**ASSIGNMENT**: Whenever the word "date" turns up in a line of the data below, copy that line.

**EXERCISE INPUTS**:
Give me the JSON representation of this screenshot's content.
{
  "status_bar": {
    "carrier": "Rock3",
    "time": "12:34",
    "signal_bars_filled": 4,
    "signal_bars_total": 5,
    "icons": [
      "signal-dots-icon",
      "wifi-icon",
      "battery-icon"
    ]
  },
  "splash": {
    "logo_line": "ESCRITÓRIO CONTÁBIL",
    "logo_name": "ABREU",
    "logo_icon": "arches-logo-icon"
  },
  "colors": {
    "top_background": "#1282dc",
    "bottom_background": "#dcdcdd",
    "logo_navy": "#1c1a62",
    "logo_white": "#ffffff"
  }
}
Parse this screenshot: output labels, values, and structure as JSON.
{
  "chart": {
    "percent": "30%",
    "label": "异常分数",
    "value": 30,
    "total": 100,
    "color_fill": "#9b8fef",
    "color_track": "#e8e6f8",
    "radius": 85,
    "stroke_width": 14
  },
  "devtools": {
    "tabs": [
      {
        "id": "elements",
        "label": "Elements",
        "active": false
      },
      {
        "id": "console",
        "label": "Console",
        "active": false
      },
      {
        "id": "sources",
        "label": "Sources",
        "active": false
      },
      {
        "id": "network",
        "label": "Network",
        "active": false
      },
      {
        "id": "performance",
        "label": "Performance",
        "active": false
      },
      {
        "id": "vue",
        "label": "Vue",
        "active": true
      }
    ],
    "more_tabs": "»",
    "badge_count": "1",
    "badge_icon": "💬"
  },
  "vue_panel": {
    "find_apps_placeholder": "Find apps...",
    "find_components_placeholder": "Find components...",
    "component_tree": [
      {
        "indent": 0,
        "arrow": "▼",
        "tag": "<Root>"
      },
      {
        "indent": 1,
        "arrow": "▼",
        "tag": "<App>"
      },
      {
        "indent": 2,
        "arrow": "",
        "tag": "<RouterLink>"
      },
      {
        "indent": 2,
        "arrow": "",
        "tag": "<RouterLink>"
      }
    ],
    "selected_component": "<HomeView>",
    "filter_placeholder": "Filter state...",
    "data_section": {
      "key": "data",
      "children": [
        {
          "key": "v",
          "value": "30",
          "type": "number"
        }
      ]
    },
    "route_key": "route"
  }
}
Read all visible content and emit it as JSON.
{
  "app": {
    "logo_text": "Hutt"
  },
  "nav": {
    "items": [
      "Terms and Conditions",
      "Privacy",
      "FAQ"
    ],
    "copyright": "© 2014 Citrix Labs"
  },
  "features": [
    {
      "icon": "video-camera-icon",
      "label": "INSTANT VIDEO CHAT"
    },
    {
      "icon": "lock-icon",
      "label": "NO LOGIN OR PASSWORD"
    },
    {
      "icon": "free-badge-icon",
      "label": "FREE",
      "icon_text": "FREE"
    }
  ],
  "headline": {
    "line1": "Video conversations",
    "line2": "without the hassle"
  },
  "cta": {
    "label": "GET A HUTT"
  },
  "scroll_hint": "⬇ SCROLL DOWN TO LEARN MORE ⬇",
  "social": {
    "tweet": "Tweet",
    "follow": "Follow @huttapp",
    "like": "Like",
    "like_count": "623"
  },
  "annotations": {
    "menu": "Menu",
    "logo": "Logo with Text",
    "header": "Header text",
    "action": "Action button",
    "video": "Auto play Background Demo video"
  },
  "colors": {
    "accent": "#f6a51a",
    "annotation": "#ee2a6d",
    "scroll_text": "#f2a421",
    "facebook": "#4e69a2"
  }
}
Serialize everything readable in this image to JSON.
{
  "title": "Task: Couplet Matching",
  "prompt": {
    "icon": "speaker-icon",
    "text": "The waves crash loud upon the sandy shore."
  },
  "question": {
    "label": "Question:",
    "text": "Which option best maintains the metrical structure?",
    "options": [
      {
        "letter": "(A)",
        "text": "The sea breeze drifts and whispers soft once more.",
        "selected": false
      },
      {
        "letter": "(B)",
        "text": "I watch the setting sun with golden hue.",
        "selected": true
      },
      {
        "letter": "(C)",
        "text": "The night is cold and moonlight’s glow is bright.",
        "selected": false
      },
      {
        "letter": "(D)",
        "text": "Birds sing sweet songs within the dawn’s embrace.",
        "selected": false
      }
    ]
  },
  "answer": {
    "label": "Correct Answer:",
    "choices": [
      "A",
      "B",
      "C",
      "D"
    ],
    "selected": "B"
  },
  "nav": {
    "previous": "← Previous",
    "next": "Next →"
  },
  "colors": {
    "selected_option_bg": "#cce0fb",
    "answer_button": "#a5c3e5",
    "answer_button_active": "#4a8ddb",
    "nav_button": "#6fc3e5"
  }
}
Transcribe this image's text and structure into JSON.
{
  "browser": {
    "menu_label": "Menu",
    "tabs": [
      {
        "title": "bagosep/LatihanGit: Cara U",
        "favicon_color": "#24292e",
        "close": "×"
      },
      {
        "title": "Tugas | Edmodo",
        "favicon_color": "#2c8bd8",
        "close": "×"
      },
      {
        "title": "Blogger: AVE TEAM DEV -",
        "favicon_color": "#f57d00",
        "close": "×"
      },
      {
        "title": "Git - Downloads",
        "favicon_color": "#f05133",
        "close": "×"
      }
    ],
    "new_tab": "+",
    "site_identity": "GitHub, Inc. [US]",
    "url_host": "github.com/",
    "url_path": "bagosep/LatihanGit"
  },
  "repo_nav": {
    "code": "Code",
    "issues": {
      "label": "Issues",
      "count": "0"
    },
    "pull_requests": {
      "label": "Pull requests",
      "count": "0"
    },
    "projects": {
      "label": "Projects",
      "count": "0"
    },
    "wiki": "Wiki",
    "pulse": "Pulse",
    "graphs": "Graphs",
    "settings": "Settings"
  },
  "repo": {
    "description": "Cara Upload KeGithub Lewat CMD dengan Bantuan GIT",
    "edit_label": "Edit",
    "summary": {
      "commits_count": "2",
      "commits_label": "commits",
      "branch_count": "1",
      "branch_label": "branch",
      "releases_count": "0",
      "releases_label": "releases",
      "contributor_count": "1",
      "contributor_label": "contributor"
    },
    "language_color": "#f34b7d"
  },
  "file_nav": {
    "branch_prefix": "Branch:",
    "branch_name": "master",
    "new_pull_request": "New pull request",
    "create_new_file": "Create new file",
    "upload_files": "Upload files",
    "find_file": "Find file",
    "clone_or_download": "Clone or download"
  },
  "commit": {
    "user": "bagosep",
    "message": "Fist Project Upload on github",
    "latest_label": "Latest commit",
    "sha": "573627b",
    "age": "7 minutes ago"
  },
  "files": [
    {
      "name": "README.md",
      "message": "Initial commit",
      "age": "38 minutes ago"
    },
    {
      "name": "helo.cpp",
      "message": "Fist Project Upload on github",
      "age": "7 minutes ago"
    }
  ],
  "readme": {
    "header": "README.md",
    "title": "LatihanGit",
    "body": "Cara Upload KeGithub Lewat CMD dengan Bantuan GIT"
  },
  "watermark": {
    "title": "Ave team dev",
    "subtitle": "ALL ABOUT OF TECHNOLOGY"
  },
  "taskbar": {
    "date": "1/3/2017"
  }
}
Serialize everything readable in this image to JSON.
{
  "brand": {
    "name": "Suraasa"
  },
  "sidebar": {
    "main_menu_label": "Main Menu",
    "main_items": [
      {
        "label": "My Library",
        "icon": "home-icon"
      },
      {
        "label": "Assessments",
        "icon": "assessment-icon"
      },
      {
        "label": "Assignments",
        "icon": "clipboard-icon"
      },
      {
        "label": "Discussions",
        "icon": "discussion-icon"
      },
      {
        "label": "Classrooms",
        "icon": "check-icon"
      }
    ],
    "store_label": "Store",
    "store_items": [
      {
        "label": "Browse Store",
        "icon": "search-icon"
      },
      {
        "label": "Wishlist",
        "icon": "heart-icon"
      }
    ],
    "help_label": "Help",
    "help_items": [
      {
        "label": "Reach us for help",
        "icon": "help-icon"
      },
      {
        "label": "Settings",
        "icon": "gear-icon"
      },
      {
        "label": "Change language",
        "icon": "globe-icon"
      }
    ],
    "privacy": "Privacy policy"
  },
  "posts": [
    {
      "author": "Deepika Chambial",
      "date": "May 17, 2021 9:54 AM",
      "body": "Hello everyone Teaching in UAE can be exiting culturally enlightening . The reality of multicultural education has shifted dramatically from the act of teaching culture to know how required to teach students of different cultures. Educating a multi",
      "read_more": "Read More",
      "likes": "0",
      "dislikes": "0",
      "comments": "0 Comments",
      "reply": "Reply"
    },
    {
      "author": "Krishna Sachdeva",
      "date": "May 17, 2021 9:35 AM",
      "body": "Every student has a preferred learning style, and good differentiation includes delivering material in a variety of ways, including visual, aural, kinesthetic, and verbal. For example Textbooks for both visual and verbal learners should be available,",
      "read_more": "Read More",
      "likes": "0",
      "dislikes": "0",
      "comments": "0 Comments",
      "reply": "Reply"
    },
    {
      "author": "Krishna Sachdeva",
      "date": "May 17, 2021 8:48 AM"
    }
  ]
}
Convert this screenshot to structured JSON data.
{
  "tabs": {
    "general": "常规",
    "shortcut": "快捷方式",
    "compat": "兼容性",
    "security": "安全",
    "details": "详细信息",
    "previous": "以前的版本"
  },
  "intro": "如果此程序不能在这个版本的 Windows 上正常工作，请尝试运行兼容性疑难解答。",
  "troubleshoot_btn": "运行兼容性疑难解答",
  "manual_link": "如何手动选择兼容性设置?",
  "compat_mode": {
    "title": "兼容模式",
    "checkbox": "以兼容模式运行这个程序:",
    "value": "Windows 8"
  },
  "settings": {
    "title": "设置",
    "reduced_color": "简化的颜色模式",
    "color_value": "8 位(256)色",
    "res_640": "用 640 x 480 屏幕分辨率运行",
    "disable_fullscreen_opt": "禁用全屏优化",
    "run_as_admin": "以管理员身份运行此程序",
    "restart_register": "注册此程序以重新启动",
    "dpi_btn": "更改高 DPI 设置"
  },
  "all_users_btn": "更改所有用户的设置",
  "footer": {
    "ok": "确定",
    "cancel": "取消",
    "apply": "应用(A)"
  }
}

**REPLY TO THE EXERCISE**:
    "date": "1/3/2017"
      "date": "May 17, 2021 9:54 AM",
      "date": "May 17, 2021 9:35 AM",
      "date": "May 17, 2021 8:48 AM"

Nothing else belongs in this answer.